This image shows mostly the outside of the wings.
With its wings folded up it is barely wider than the blade of grass on which it is perched.
For size comparison there is a Halloween Pennant dragonfly on the left and that small splotch of brown and white about three inches in front of the dragonfly is a Phaon Crescent butterfly.
As the butterfly opens its wings the many colors of the wings become visible.
The many colors and patterns of the wings.
Same general pattern, but this one has slightly different coloring.
Even though some parts of the edges of the wings are missing, this image gives a view of both the inner and outer wing colors of the Phaon Crescent butterfly.
This is a Gulf Fritillary butterfly which has a wingspan three times the size of the phaon crescent butterfly.
Full wings are not necessary for flight for this Gulf Fritillary butterfly.
The tips of the antennae are orange.
The other side of the wings of a Gulf Fritillary butterfly has large white patches.

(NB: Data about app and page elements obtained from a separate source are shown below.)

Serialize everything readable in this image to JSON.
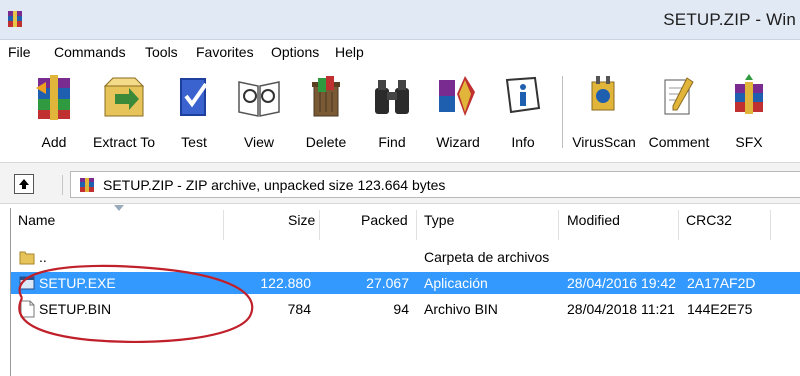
{
  "window": {
    "title": "SETUP.ZIP - Win"
  },
  "menu": [
    "File",
    "Commands",
    "Tools",
    "Favorites",
    "Options",
    "Help"
  ],
  "toolbar": {
    "add": "Add",
    "extract": "Extract To",
    "test": "Test",
    "view": "View",
    "delete": "Delete",
    "find": "Find",
    "wizard": "Wizard",
    "info": "Info",
    "virusscan": "VirusScan",
    "comment": "Comment",
    "sfx": "SFX"
  },
  "address": {
    "text": "SETUP.ZIP - ZIP archive, unpacked size 123.664 bytes"
  },
  "columns": {
    "name": "Name",
    "size": "Size",
    "packed": "Packed",
    "type": "Type",
    "modified": "Modified",
    "crc": "CRC32"
  },
  "files": [
    {
      "name": "..",
      "size": "",
      "packed": "",
      "type": "Carpeta de archivos",
      "modified": "",
      "crc": "",
      "icon": "folder-icon"
    },
    {
      "name": "SETUP.EXE",
      "size": "122.880",
      "packed": "27.067",
      "type": "Aplicación",
      "modified": "28/04/2016 19:42",
      "crc": "2A17AF2D",
      "icon": "exe-icon",
      "selected": true
    },
    {
      "name": "SETUP.BIN",
      "size": "784",
      "packed": "94",
      "type": "Archivo BIN",
      "modified": "28/04/2018 11:21",
      "crc": "144E2E75",
      "icon": "file-icon"
    }
  ],
  "colors": {
    "selection": "#3399ff",
    "annotation": "#c0202a",
    "titlebar": "#e1e9f4"
  }
}
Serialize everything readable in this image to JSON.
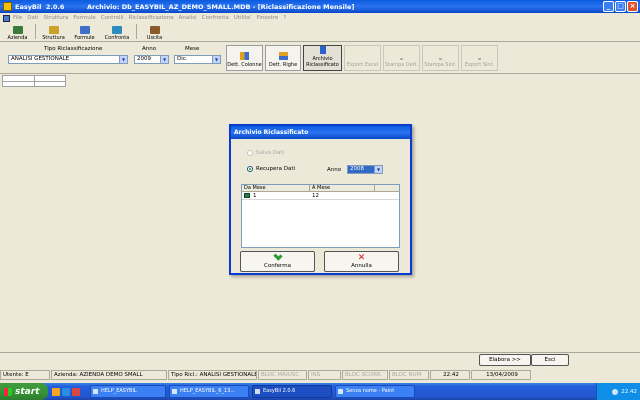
{
  "window": {
    "title": "EasyBil  2.0.6          Archivio: Db_EASYBIL_AZ_DEMO_SMALL.MDB - [Riclassificazione Mensile]"
  },
  "menu": [
    "File",
    "Dati",
    "Struttura",
    "Formule",
    "Controlli",
    "Riclassificazione",
    "Analisi",
    "Confronta",
    "Utilita'",
    "Finestre",
    "?"
  ],
  "toolbar": [
    {
      "label": "Azienda",
      "icon": "building-icon",
      "color": "#3a7a3a"
    },
    {
      "label": "Struttura",
      "icon": "structure-icon",
      "color": "#c9a227"
    },
    {
      "label": "Formule",
      "icon": "formula-icon",
      "color": "#3b6fc9"
    },
    {
      "label": "Confronta",
      "icon": "compare-icon",
      "color": "#2e8bc0"
    },
    {
      "label": "Uscita",
      "icon": "exit-icon",
      "color": "#8a5a2a"
    }
  ],
  "params": {
    "tipo_label": "Tipo Riclassificazione",
    "tipo_value": "ANALISI GESTIONALE",
    "anno_label": "Anno",
    "anno_value": "2009",
    "mese_label": "Mese",
    "mese_value": "Dic."
  },
  "action_buttons": {
    "dett_colonne": "Dett. Colonne",
    "dett_righe": "Dett. Righe",
    "archivio": "Archivio\nRiclassificato",
    "export_excel": "Export Excel",
    "stampa_dett": "Stampa Dett.",
    "stampa_sint": "Stampa Sint.",
    "export_sint": "Export Sint."
  },
  "dialog": {
    "title": "Archivio Riclassificato",
    "salva_label": "Salva Dati",
    "recupera_label": "Recupera Dati",
    "anno_label": "Anno",
    "anno_value": "2008",
    "columns": [
      "Da Mese",
      "A Mese"
    ],
    "rows": [
      [
        "1",
        "12"
      ]
    ],
    "confirm_label": "Conferma",
    "cancel_label": "Annulla"
  },
  "bottom": {
    "elabora_label": "Elabora >>",
    "esci_label": "Esci"
  },
  "status": {
    "utente": "Utente: E",
    "azienda": "Azienda: AZIENDA DEMO SMALL",
    "tipo_ric": "Tipo Ricl.: ANALISI GESTIONALE",
    "bloc_maiusc": "BLOC MAIUSC",
    "ins": "INS",
    "bloc_scorr": "BLOC SCORR",
    "bloc_num": "BLOC NUM",
    "time": "22.42",
    "date": "13/04/2009"
  },
  "taskbar": {
    "start_label": "start",
    "tasks": [
      "HELP_EASYBIL",
      "HELP_EASYBIL_6_13...",
      "EasyBil  2.0.6",
      "Senza nome - Paint"
    ],
    "clock": "22.42"
  },
  "colors": {
    "title_blue": "#0a5be0",
    "face": "#ece9d8",
    "start_green": "#379637"
  }
}
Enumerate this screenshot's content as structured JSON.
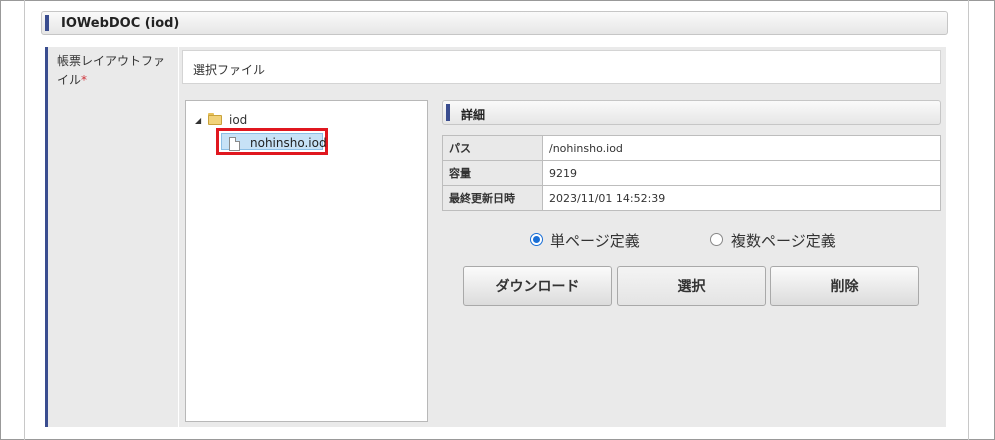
{
  "header": {
    "title": "IOWebDOC (iod)"
  },
  "form": {
    "field_label": "帳票レイアウトファイル",
    "required_mark": "*",
    "section_title": "選択ファイル"
  },
  "tree": {
    "folder": {
      "name": "iod",
      "expanded": true
    },
    "files": [
      {
        "name": "nohinsho.iod",
        "selected": true
      }
    ]
  },
  "detail": {
    "title": "詳細",
    "rows": [
      {
        "key": "パス",
        "value": "/nohinsho.iod"
      },
      {
        "key": "容量",
        "value": "9219"
      },
      {
        "key": "最終更新日時",
        "value": "2023/11/01 14:52:39"
      }
    ]
  },
  "options": {
    "single": {
      "label": "単ページ定義",
      "checked": true
    },
    "multi": {
      "label": "複数ページ定義",
      "checked": false
    }
  },
  "buttons": {
    "download": "ダウンロード",
    "select": "選択",
    "delete": "削除"
  },
  "colors": {
    "accent": "#3a4d8f",
    "highlight_border": "#e0171f",
    "required": "#d0333a",
    "radio": "#1a6fd6"
  }
}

The body of the Gulf Fritillary butterfly is striped white and orange.
This Eastern Black Swallowtail butterfly wasn't cooperative about sitting still for me.
A fast-moving Spicebush Swallowtail butterfly.
Another view of the Spicebush Swallowtail butterfly in flight.
I saw this Monarch butterfly on my morning exercise route. I'm not sure what took a chunk out of its wing, but it seemed unable to fly. It was quite agitated and trying to walk away from me as I unpacked my phone from its holder and took a few photos.
All photos © S. M. Garver